§ **What needs to be done**
With the string "icon" as the filter, copy each matching line from the records.

§ **Given records**
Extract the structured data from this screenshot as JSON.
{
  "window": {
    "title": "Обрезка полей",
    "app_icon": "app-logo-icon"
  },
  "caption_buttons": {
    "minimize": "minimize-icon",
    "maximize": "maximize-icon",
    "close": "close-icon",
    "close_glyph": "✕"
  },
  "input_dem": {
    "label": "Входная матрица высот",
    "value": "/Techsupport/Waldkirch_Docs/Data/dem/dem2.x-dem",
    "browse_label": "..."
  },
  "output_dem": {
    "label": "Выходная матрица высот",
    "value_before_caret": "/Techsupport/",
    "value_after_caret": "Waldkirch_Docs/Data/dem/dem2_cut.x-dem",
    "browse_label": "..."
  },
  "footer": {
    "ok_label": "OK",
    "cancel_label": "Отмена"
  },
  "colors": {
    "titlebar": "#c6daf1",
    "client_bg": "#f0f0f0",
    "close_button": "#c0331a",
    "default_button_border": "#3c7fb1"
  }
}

§ **Output below**
    "app_icon": "app-logo-icon"
    "minimize": "minimize-icon",
    "maximize": "maximize-icon",
    "close": "close-icon",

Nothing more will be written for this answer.